The Truth is people with PKU need to have a PHE-free protein source in their diet. A PKU protein substitute is a special modified protein source made specifically to help manage PKU and make sure that your low protein diet is nutritionally balanced.
The truth is PKU protein substitutes have changed a lot in recent years. PKU protein substitutes come in a variety of flavours, forms and styles. You can have a ready-to-drink protein substitute that you can take on the go, or a powder that mixes with a very small amount of water so you have less-to-drink. See our product pages for more information or speak to your dietitian to learn more about all PKU protein substitute options.
The truth is PKU protein substitutes come in different forms and various lower volume, more concentrated options are available. See our product pages for more information or speak to your dietitian to discuss the different options.
HONESTLY, IT IS NEVER TOO LATE. Regaining control over your PKU diet at any age can help reduce the negative effects PKU can have on you; such as tiredness, difficulty concentrating, and mood changes.
Dan, 30 PKU
Phenylketonuria (PKU) is a genetic disorder that a person inherits from both parents. PKU occurs due to a deficiency of the enzyme phenylalanine hydroxylase (PAH). This enzyme deficiency interferes with a person’s ability to metabolize or process the amino acid phenylalanine (PHE) into tyrosine (TYR), another amino acid.
Amino acids, like PHE, are the building blocks of protein found in food and the human body. Consuming too much PHE from food can lead to a toxic build-up of PHE in the blood and brain of a person with PKU and over time this can cause irreversible brain damage (especially seen in children). Presently, there is no cure for PKU, but it can be managed effectively with the combination of a low protein diet and intake of protein substitutes specifically designed for people with PKU.
Many of the problems associated with being off diet can be minimized or may go away once your blood PHE levels are back in an acceptable range.
A low protein diet is needed to avoid the dangerous build-up of PHE and the symptoms that can occur when PHE levels are high. See above where we talked about signs and symptoms of high PHE and/or low TYR levels.
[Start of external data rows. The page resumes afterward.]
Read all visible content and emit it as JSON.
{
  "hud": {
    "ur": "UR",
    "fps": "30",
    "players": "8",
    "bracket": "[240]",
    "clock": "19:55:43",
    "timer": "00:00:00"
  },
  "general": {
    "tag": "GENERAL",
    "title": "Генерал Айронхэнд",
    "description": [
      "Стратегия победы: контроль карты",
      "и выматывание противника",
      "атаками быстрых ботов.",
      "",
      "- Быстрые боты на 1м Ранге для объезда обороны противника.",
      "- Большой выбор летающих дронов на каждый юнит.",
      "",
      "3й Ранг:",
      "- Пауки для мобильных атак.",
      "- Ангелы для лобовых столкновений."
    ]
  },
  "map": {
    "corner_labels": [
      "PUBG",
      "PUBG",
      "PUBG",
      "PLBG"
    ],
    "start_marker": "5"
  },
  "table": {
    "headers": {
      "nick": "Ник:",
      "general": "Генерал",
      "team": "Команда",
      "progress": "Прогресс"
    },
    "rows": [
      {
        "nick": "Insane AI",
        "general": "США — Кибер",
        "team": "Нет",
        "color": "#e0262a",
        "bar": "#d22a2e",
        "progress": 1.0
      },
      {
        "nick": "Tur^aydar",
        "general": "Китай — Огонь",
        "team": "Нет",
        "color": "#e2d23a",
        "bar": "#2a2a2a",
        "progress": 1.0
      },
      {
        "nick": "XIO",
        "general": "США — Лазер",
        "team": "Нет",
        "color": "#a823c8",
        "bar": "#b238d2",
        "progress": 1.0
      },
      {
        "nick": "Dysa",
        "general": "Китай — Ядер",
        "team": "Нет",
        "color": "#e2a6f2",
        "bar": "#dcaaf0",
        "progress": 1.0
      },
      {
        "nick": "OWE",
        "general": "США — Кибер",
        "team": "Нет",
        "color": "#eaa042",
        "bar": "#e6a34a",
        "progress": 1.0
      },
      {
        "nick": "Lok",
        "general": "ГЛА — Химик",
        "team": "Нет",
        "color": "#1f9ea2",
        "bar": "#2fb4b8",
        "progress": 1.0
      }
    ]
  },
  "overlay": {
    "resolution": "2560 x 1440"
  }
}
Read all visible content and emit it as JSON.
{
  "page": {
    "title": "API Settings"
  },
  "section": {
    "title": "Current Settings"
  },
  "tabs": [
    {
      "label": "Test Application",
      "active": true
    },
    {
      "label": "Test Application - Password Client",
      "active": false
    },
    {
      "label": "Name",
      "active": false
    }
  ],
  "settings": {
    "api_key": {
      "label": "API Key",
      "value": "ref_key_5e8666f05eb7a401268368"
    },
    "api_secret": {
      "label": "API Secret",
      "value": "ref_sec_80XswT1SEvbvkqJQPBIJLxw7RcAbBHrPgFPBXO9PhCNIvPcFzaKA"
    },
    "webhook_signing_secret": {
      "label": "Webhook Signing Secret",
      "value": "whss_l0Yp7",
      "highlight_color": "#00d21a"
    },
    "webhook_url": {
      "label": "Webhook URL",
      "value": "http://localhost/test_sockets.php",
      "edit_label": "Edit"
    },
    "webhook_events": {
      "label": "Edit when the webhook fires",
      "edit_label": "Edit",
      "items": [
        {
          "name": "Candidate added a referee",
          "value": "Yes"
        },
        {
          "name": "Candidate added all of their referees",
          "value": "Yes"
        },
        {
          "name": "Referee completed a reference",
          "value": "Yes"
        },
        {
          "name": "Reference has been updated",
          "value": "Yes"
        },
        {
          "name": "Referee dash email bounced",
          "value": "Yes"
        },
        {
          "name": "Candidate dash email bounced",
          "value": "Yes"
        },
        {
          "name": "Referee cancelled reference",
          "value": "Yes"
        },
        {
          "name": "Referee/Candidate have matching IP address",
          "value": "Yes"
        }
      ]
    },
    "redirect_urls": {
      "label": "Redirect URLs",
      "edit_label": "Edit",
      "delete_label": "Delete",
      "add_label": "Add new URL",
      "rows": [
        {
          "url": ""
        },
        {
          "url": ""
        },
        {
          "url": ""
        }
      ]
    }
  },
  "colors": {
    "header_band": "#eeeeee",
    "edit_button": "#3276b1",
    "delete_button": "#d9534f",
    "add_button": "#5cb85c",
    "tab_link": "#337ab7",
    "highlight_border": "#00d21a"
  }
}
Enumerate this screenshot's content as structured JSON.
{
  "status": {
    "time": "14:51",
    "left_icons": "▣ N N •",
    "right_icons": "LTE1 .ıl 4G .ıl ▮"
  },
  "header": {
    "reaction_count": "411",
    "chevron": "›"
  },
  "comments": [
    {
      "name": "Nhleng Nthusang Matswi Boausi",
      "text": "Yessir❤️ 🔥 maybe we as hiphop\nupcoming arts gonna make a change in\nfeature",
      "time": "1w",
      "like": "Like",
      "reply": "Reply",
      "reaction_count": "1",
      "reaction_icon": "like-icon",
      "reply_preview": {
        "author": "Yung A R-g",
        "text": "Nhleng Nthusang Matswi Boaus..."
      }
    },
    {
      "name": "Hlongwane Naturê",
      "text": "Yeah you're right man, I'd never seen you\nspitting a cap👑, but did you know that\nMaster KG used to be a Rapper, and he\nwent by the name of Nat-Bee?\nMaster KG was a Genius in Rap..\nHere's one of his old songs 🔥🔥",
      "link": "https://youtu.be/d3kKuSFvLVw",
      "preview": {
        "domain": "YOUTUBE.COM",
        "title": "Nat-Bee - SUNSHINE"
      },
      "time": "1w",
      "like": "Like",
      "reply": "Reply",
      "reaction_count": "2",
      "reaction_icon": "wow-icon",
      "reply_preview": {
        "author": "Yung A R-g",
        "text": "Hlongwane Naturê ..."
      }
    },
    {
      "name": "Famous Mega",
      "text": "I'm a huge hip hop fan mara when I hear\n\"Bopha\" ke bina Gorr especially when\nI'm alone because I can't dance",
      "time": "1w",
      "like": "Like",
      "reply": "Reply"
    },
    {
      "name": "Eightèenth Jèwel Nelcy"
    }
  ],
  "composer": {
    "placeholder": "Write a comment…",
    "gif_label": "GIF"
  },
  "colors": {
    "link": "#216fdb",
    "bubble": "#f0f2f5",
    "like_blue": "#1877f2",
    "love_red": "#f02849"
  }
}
Many teenagers and adults with PKU report feeling better when on a low protein diet.
A low protein diet is a diet that is low in natural protein to make sure that you get just the right amount of PHE; not too much to cause high blood and brain PHE levels, but also not too little as some PHE is necessary for normal body functioning.
All foods (other than pure fat, oil and sugar) contain a certain amount of protein and therefore PHE. Meat, chicken, fish and dairy are examples of foods high in protein and PHE but other common foods such as bread, pasta, rice, potato, corn and peas also contain a fair amount of protein and PHE. Learning which foods are high in PHE and which are low will help with your long-term diet management.
However, just eating a diet low in natural protein will not meet the body’s requirement for protein. So, to meet total protein requirements, the PKU diet also needs the inclusion of PKU protein substitutes. PKU protein substitutes provide a ‘safe’ source of protein, as they contain protein but little or no PHE.
Most fruits and vegetables are naturally low in protein and should make up the bulk of the PKU diet. There are also special low protein foods, which are available on prescription, that have been modified to be lower in protein than their usual store-bought counterparts.
These special low protein foods, such as low protein pasta, bread, rice, cereals and baking mixes provide more variety and can make the PKU diet more appealing and interesting. If you are interested in trying some low protein foods or learning more about what is available, please visit the low protein section of our website or speak to your dietitian who will be able to request samples for you.
Your PKU protein substitute is your main source of protein per day. Look at it as a special protein shake that contains a modified protein source specifically designed for those with PKU. The protein is a blend of amino acids that contains very little or no Phenylalanine and is supplemented with Tyrosine, the amino acid that individuals with PKU can only make in small amounts. Your PKU protein substitute must be used as prescribed by your healthcare professional.
Your protein substitute will make up the majority of your daily protein intake. Your healthcare professional will be able to advise you on the amount that’s perfect for you and arrange a prescription for a protein substitute that suits your needs.
Protein substitutes all have different features, with varying formats, calories, volume and a wide range of different flavours.
Calories: Protein substitutes are available with varying amounts of calories, so speak to your healthcare professional about one that best suits your needs.
Volume: Many protein substitutes can be made up with varying amounts of water so you can have a smaller volume, more concentrated drink or a more dilute tasting larger volume drink, depending on your taste preference. Your dietitian or clinician will be able to advise you further on this.
Flavours: Protein substitutes come in a wide variety of flavours.
See the individual products in the product section of our website for more information on all the formats mentioned above.
If you would like any further information, please speak to your healthcare professional or email firstname.lastname@example.org.
Brendan, 38, accountant working in financial services
David, age 40
Katie, age 31
NOTE: The information provided on this page is for guidance purposes only and is in no way intended to replace the care, advice and medical supervision of your healthcare professional. If you have any questions about the information provided here, please speak to your doctor or dietitian.